Figure 2. Grain yield at 0% moisture at i) Mallawa, ii) Gurley iii) Breeza

Conclusions

Growers currently have access to a range of tools to vary the time to flowering and the conditions experienced by their sorghum crops during grain fill. These tools are, however accompanied by an increased level of risk.

In this single year of research across three sites, benefits were minor from varying sowing depth to seek warmer soils for early sowing conditions. While differences in soil temperatures between the two depths shallow and deep were detected this did not equate to improvements in plant establishment or grain yield at two of the three sites.

Sowing in early and late August at all three sites, showed that sorghum can be established at sub optimum temperatures and handle some cold (<0°C) conditions. However, this early sowing time came at a significant establishment cost. Further, evaluation of the impacts of severe frosting on plant growth and survival are needed.

At Mallawa and Gurley, establishment was less than half that which occurred in the standard sowing time. Therefore a lot of seed never contributed to grain yields but an input cost had been incurred. The impact of drying soil conditions at these two sites needs to be considered also.

In contrast, at Breeza where soil moisture was controlled through irrigation, establishment losses from the early and late August sowing were still significant but not as great as the other two sites, when compared to the standard sowing time.

At all three sites viable plant stands were established. At Mallawa and Breeza, the two early sowing times resulted in superior yields compared to the standard sowing time. At Gurley it was the opposite, most likely due to the timing of in-crop rainfall.

Flowering data has shown that it is possible to move the flowering and grain fill window to earlier in the season, provided that the time taken for crop establishment is not excessively prolonged by cool early growing conditions such as occurred at Breeza. At Breeza there was little difference in days to flowering between all three sowing times even though sowing time varied from 10th august to 21st September.

It was not possible to detect many differences between hybrids with respect to cold tolerance in this year’s field trials, due to confounding background genetics, seed production and quality attributes. A pot trial has been conducted to try and further separate some of these confounding factors.

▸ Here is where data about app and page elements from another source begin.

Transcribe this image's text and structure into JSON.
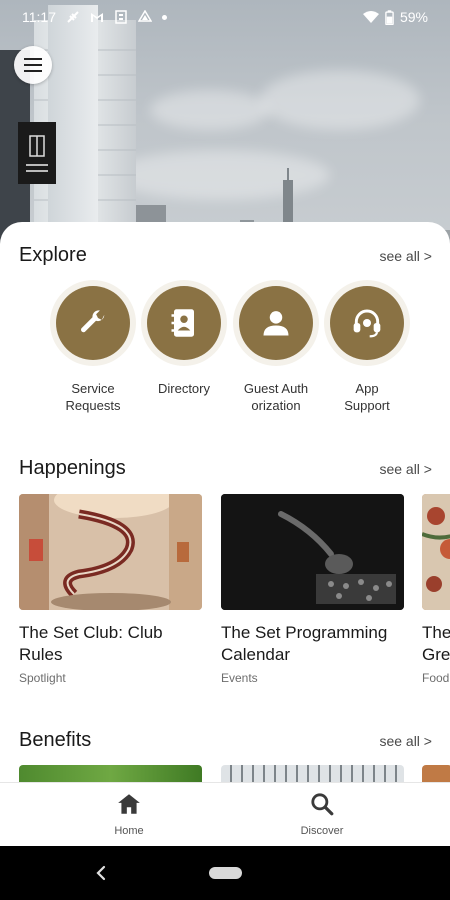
{
  "status_bar": {
    "time": "11:17",
    "battery": "59%"
  },
  "explore": {
    "title": "Explore",
    "see_all": "see all >",
    "items": [
      {
        "label": "Service\nRequests",
        "icon": "wrench-icon"
      },
      {
        "label": "Directory",
        "icon": "contact-book-icon"
      },
      {
        "label": "Guest Auth\norization",
        "icon": "person-icon"
      },
      {
        "label": "App\nSupport",
        "icon": "headset-icon"
      }
    ]
  },
  "happenings": {
    "title": "Happenings",
    "see_all": "see all >",
    "cards": [
      {
        "title_line1": "The Set Club: Club",
        "title_line2": "Rules",
        "category": "Spotlight"
      },
      {
        "title_line1": "The Set Programming",
        "title_line2": "Calendar",
        "category": "Events"
      },
      {
        "title_line1": "The",
        "title_line2": "Gre",
        "category": "Food"
      }
    ]
  },
  "benefits": {
    "title": "Benefits",
    "see_all": "see all >"
  },
  "bottom_nav": {
    "home": "Home",
    "discover": "Discover"
  },
  "colors": {
    "accent": "#8a7244",
    "accent_halo": "#f4f1ea",
    "nav_icon": "#3a3a3a"
  }
}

As expected, these results should be considered preliminary as they are the results of three experimental sites in one season. It is hoped that this research can be continued into the future to further validate these preliminary findings.

Acknowledgements

The research undertaken as part of this project is made possible by the significant contributions of growers through both trial cooperation and the support of the GRDC and NSW DPI, the author would like to thank them for their continued support.

In particular thanks to our trial co-operators; Mark & Wendy Manchee, Gurley; Jason & Geoff Hunt, Mallawa and Scott Goodworth NSW DPI Breeza for their assistance with the sites.

Thanks to Delphi Ramsden, Alice Bowler and Simon Tydd for technical assistance.

Contact details

Loretta Serafin
NSW Department of Primary Industries
4 Marsden Park Road, Calala, NSW
Ph: 0427 311 819 or 02 6763 1100
Email: Loretta.serafin@dpi.nsw.gov.au

GRDC Project code: DAN00195